What is worrisome is these commercials are the only glimpse into farming that millions of people will ever see. A generation that's been raised on artificial ingredients is now being fed a diet of farming fiction.
Urging women to adopt a healthy, humane vegan diet in order to lose weight isn't "fat shaming" any more than urging people with heart disease to eat better is "clogged-artery shaming." The use of the word "shaming" is a sham.
For too many people, the issue of hunger is important but they do nothing about it because it seems too large or complex. As usual, Mandela had a way of conceptualizing this issue in simple terms with a moral imperative that would be hard for anyone to ignore.
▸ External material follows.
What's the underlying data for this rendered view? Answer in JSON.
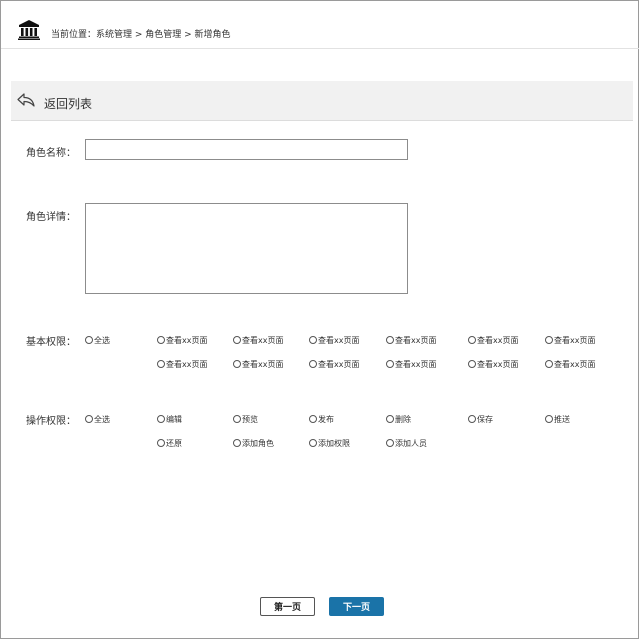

Home cooks can become better cooks by taking a few kitchen tips from the big leagues.
There are few treats that are more delicious than a freshly fried donut.
Can't get wine shipped to your house? Blame it on Prohibition. Can't buy wine on Sunday? Another legacy of Prohibition.
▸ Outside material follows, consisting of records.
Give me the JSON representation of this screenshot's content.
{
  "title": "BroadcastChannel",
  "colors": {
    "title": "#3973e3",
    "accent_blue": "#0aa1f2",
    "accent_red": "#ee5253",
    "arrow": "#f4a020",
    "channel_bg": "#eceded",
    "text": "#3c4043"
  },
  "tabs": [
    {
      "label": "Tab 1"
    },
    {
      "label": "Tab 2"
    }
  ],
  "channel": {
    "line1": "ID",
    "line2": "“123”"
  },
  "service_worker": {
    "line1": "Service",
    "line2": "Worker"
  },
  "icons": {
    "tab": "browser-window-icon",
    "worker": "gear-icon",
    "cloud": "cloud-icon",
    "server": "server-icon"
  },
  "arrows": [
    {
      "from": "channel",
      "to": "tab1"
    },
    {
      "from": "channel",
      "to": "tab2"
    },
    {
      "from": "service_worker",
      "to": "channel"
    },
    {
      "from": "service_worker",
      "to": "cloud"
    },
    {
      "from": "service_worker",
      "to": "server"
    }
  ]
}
The two day event hosted by The Monterey Bay Aquarium at The Carmel Valley Ranch engaged 20 individuals in an experiential meeting about ways in which chefs can influence positive change when it comes to issues related to the sustainability of our oceans and fisheries.
Costco just rocks. As Kmart, Target, and Walmart made news last week for announcing they'd kick off the holiday shopping frenzy on Thanksgiving Day, Costco stood apart. This got us thinking about all of the other things we love about the Seattle-based members-only warehouse club.
These recipes are more fascinating for their rigor, and how they are distinguished from so much that passes for sleight-of-hand cookery these days.
"Recipes do not make food taste good, people do." Judy Rodgers wrote that line in the most important 20 pages written in an American cookbook that I am aware of to date.
That large corporate interests lobby our lawmakers to legislate (or not legislate) in their favor is nothing new. But the Sunlight report shines a light on a dark corner of the workings of the Big Food lobby that -- in part thanks to the complicated FOIA process -- we rarely get to see.
All our lives, we've been hearing the same old sayings: Don't judge a book by its cover. It's what's on the inside that counts. All very true, of course -- even when it comes to food.
Luckily, there are strategies for surviving double holiday syndrome.
These days I like it so much, it doesn't have to be Christmas to keep it around.
Like millions of parents and activists who oppose genetically modified food, I feel that the stakes are very high in this battle the safety of our world's food supply. If we are to win it, we are going to have to fight tougher. And smarter.
Districts are still unconscionably underfunded when it comes to school food, and Big Food still plays too large of a lobbying role in shaping what appears on kids' trays.